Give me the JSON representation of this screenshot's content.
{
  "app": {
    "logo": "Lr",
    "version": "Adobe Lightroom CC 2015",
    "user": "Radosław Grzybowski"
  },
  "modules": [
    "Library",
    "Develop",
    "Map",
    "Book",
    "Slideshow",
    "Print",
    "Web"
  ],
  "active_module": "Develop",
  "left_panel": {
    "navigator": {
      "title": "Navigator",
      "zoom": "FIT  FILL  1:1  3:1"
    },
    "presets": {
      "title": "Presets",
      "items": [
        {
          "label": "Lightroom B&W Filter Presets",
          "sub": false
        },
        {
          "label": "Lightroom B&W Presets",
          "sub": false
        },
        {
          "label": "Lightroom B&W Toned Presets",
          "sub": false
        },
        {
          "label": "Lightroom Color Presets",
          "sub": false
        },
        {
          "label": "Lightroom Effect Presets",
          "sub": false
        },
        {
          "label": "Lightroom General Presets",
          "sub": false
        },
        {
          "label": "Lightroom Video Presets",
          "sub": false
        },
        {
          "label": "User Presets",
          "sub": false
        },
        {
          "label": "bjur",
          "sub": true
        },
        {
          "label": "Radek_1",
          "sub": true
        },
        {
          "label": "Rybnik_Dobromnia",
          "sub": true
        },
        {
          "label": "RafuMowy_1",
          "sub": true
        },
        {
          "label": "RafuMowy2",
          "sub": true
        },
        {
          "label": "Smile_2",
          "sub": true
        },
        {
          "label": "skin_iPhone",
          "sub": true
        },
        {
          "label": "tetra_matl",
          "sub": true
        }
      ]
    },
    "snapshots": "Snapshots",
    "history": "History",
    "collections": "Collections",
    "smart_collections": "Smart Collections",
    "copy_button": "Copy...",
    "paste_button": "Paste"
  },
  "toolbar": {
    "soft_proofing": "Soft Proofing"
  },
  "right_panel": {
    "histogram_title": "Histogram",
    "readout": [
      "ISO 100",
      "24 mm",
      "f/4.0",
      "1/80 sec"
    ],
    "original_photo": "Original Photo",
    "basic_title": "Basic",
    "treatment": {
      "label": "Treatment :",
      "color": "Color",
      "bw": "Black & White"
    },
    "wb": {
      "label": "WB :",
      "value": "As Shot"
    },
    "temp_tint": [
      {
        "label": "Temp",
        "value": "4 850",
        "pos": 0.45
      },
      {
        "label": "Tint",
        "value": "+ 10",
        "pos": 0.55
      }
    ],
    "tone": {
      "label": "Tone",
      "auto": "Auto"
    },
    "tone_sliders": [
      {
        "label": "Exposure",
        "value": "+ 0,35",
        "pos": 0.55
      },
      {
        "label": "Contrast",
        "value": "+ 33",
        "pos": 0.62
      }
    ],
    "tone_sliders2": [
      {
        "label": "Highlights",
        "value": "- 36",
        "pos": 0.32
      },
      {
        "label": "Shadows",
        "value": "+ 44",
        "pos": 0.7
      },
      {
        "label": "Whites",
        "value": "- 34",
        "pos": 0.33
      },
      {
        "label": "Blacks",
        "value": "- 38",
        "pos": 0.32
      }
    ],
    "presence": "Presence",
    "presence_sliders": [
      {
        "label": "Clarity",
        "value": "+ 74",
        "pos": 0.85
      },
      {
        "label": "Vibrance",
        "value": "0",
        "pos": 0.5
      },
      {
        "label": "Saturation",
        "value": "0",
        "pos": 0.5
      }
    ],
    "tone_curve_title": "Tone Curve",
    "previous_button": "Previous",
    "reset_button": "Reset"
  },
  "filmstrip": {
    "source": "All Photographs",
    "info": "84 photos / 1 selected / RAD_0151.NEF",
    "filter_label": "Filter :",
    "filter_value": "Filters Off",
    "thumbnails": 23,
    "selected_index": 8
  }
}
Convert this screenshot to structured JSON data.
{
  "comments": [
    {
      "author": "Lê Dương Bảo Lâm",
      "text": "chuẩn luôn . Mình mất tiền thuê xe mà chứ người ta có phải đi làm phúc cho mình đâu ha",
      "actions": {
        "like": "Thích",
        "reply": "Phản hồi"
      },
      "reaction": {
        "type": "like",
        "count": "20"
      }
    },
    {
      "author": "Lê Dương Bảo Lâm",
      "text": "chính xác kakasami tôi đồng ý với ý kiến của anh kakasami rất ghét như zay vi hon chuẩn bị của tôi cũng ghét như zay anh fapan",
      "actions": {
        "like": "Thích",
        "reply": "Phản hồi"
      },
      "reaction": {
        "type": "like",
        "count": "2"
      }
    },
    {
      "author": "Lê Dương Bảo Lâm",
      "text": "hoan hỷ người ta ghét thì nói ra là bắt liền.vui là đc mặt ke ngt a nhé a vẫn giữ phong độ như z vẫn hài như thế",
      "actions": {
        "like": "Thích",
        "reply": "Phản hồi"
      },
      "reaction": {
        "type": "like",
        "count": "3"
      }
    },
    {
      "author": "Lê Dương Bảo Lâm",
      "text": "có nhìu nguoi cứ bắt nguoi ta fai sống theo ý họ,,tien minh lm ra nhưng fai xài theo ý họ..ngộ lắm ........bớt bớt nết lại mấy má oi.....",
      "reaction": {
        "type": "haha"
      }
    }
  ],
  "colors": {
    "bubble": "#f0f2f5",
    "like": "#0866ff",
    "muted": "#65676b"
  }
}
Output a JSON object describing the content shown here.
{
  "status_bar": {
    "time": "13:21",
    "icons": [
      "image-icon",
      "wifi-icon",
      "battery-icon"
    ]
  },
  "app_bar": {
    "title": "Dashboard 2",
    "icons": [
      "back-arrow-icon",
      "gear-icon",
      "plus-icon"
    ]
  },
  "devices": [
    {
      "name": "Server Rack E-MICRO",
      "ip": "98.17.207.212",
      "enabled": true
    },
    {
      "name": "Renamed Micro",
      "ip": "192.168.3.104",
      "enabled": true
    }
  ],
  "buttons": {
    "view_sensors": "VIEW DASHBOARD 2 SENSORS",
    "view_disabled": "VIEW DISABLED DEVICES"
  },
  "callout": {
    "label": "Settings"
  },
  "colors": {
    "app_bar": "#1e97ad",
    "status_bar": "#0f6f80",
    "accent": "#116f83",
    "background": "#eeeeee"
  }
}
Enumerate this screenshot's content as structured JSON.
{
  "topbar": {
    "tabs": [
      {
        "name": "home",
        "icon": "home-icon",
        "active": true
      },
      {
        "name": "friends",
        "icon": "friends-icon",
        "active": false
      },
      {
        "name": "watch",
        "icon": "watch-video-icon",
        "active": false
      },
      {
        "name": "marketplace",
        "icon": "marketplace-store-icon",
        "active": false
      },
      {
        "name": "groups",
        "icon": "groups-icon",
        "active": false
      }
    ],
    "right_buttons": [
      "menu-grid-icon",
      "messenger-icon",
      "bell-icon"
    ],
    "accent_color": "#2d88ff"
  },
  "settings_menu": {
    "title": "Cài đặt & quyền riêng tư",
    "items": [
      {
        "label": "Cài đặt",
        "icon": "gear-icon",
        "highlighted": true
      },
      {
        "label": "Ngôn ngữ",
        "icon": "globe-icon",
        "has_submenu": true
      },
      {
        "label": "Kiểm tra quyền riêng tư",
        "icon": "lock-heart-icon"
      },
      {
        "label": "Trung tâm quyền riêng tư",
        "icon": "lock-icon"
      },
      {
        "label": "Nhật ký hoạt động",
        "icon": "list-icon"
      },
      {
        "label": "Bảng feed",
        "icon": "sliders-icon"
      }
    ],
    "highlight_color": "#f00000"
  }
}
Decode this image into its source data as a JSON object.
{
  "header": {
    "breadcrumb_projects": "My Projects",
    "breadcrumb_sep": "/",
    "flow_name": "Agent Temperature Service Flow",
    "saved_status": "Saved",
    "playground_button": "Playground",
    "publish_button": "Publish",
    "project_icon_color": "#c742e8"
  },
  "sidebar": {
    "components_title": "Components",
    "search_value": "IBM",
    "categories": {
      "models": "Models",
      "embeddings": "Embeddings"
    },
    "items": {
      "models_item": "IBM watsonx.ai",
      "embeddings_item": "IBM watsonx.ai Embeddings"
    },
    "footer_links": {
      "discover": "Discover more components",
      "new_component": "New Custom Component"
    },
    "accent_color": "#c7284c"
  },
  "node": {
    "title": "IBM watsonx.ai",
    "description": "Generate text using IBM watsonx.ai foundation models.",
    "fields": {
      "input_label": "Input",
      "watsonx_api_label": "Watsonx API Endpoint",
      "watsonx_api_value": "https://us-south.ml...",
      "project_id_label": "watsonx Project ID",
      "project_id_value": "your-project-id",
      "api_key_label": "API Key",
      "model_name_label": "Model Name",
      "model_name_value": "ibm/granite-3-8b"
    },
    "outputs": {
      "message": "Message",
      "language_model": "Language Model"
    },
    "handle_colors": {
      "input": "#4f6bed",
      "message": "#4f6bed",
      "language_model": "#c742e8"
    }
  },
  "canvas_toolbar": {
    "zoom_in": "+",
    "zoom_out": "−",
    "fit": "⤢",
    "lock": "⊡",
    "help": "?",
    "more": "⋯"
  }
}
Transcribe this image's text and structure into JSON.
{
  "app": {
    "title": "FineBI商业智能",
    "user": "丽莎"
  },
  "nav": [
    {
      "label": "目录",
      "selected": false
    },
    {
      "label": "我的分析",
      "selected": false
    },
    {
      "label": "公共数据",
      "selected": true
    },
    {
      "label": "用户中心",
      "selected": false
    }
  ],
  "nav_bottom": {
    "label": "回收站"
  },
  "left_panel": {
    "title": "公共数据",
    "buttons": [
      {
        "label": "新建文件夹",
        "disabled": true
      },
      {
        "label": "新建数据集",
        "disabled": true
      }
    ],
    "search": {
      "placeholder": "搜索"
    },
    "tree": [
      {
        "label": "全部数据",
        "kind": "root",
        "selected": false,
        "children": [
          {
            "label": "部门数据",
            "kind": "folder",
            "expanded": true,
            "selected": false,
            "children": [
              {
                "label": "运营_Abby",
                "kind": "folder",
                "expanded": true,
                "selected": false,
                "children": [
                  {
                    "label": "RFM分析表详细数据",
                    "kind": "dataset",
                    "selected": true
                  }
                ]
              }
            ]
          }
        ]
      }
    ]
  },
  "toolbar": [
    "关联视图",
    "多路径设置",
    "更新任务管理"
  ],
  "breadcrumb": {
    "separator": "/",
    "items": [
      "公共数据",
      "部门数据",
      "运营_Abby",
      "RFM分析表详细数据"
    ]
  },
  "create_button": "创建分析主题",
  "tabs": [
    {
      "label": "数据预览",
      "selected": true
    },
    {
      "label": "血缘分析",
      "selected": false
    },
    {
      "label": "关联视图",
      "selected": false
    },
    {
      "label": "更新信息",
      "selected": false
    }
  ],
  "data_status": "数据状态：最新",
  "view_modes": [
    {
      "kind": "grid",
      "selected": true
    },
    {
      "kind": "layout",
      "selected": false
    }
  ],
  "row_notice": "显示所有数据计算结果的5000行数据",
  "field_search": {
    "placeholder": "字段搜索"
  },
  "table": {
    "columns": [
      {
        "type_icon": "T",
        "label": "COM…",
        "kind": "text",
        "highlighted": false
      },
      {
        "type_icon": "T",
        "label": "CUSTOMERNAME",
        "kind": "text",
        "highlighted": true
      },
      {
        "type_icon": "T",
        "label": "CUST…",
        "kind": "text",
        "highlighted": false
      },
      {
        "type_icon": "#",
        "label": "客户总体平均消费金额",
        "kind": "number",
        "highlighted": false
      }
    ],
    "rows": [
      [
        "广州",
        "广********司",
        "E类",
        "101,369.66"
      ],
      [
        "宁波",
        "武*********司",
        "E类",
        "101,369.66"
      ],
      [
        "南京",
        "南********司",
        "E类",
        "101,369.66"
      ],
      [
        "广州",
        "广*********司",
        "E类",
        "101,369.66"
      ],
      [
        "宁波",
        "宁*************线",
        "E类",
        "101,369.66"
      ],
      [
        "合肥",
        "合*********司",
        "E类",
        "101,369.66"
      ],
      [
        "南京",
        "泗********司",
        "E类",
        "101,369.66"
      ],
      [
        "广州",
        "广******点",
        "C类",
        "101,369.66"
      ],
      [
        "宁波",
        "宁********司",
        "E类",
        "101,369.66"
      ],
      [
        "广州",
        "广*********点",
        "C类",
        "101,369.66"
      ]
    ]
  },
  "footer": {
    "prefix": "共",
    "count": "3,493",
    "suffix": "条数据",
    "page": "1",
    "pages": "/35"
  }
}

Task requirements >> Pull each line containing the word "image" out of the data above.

Written answer >>
      "image-icon",
Decode this image into its source data as a JSON object.
Transcribe this image's text and structure into JSON.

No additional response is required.